However, the band’s style changed over the years, especially after McDonald and Giles left, and Fripp became more interested in working on European free improvisation and complex compositions. Regardless of King Crimson’s style, the guitarist always received positive reviews from fans and critics for his guitar playing and mastery. He made significant contributions to the famous progressive band’s success.

Moreover, during his interview, Fripp stated that new guitars and different amplifiers didn’t affect his signature sound, which he had established years ago. Thus, he always manages to catch his sound, and the guitarist provided an example of this. When Fripp watched famous musicians Herbie Hancock and Chick Corea’s breathtaking performances at Carnegie Hall, he realized that they changed the pianos, not the sounds, which he applied to his music.

In Fripp’s words, he said:

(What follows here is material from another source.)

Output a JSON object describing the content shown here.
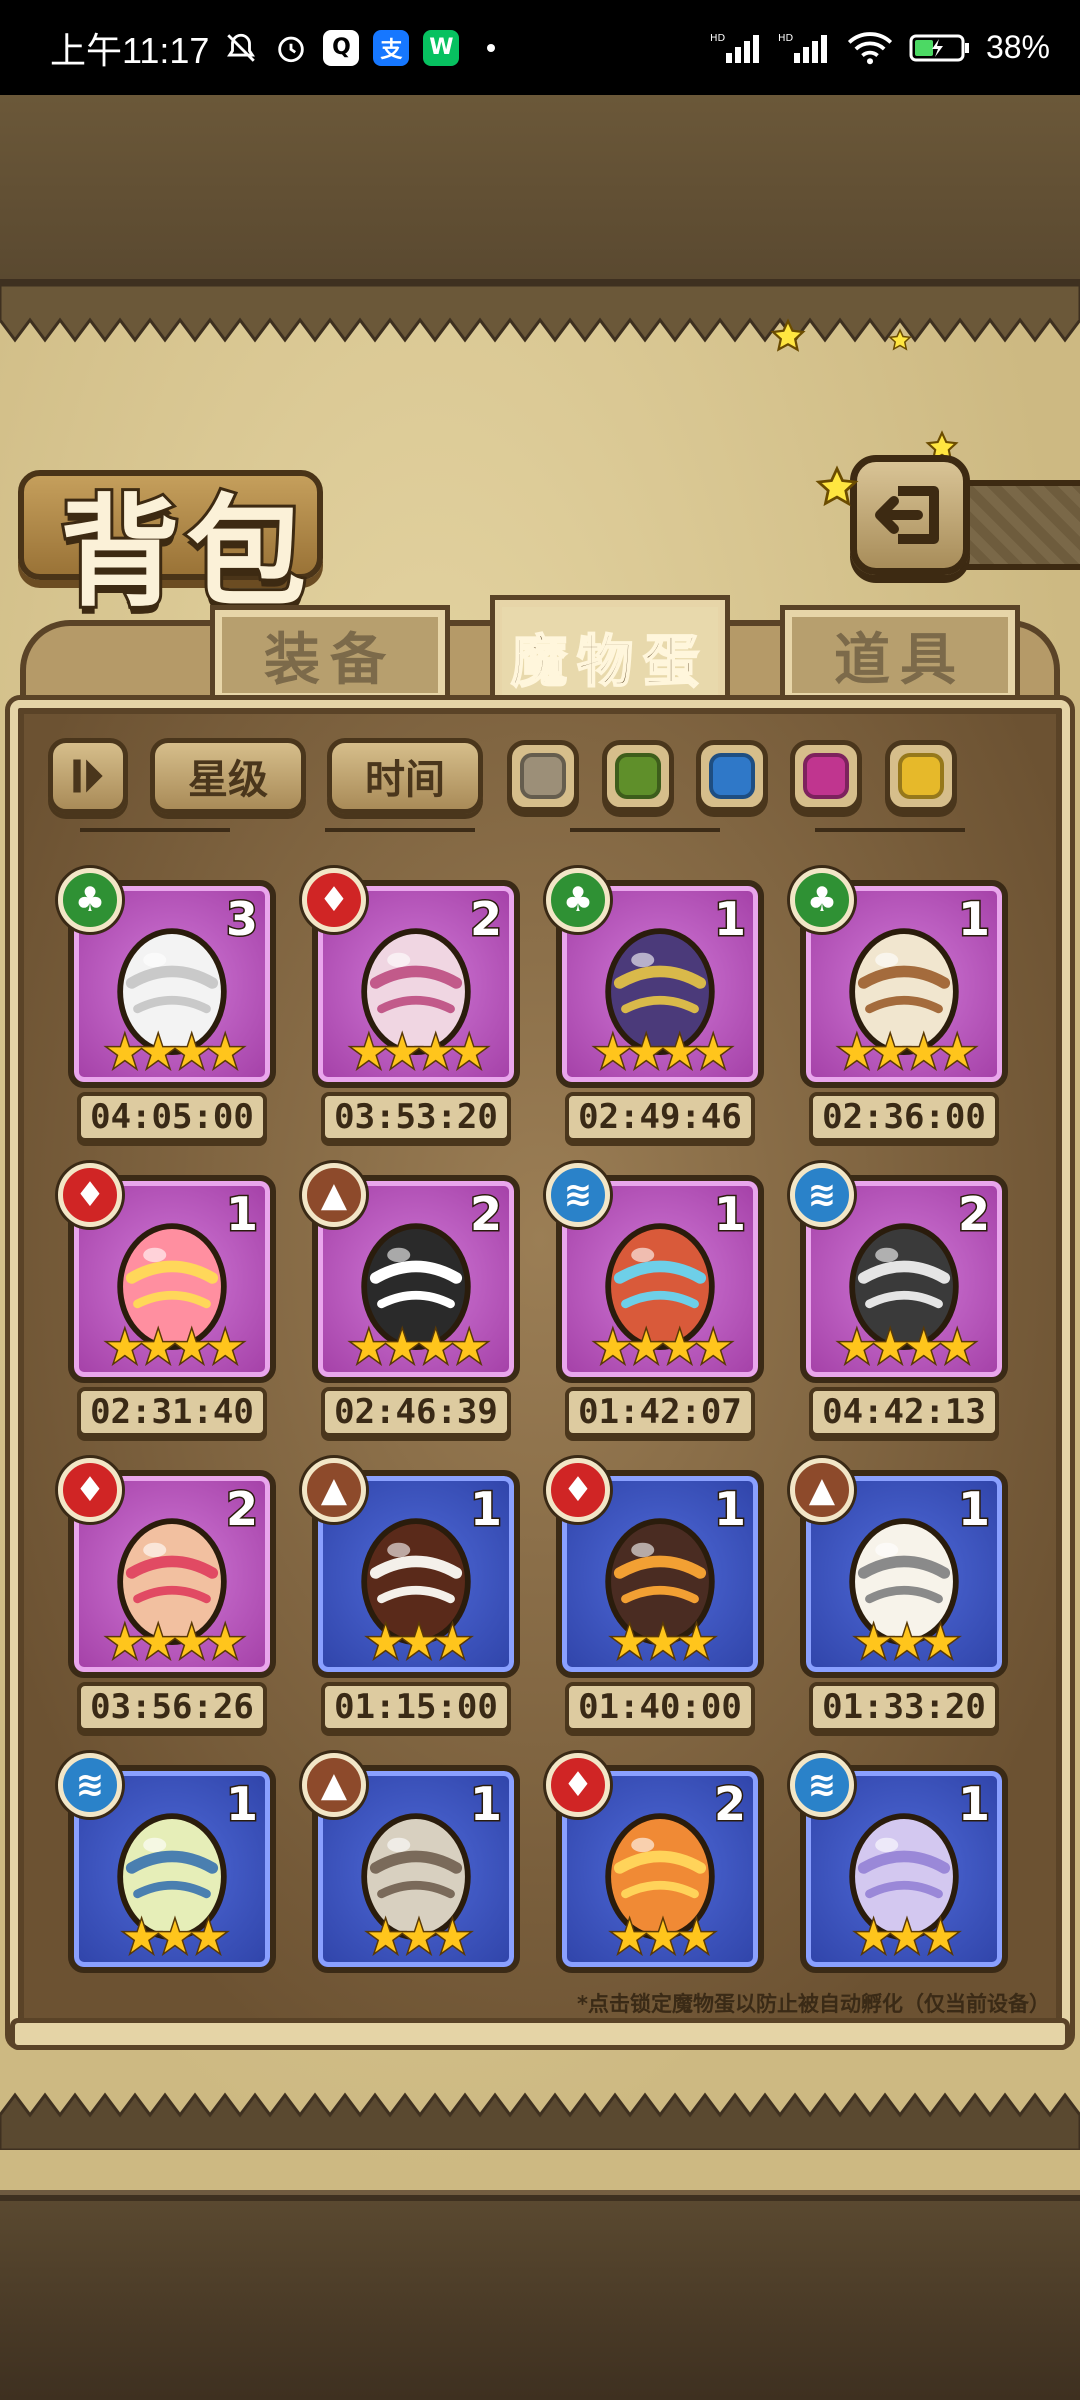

Whatever guitar, whatever amp I’m using, I’ll get my sound. Here’s an example of this. I went to see Herbie Hancock and Chick Corea at Carnegie Hall: wow, breathtaking. Herbie Hancock was on the left. They changed places and played, and their sounds went with them. I still don’t understand that. How can that be? It cannot be the sound of the piano changes. The sound of the piano is the sound of a piano, surely?”

Additionally, King Crimson’s Robert Fripp recently finished his upcoming book ‘The Guitar Circle,’ which can be defined as a comprehensive guide to learning more about playing and guitar playing as a craft. It was Fripp’s guitar and personal development classes that inspired the work.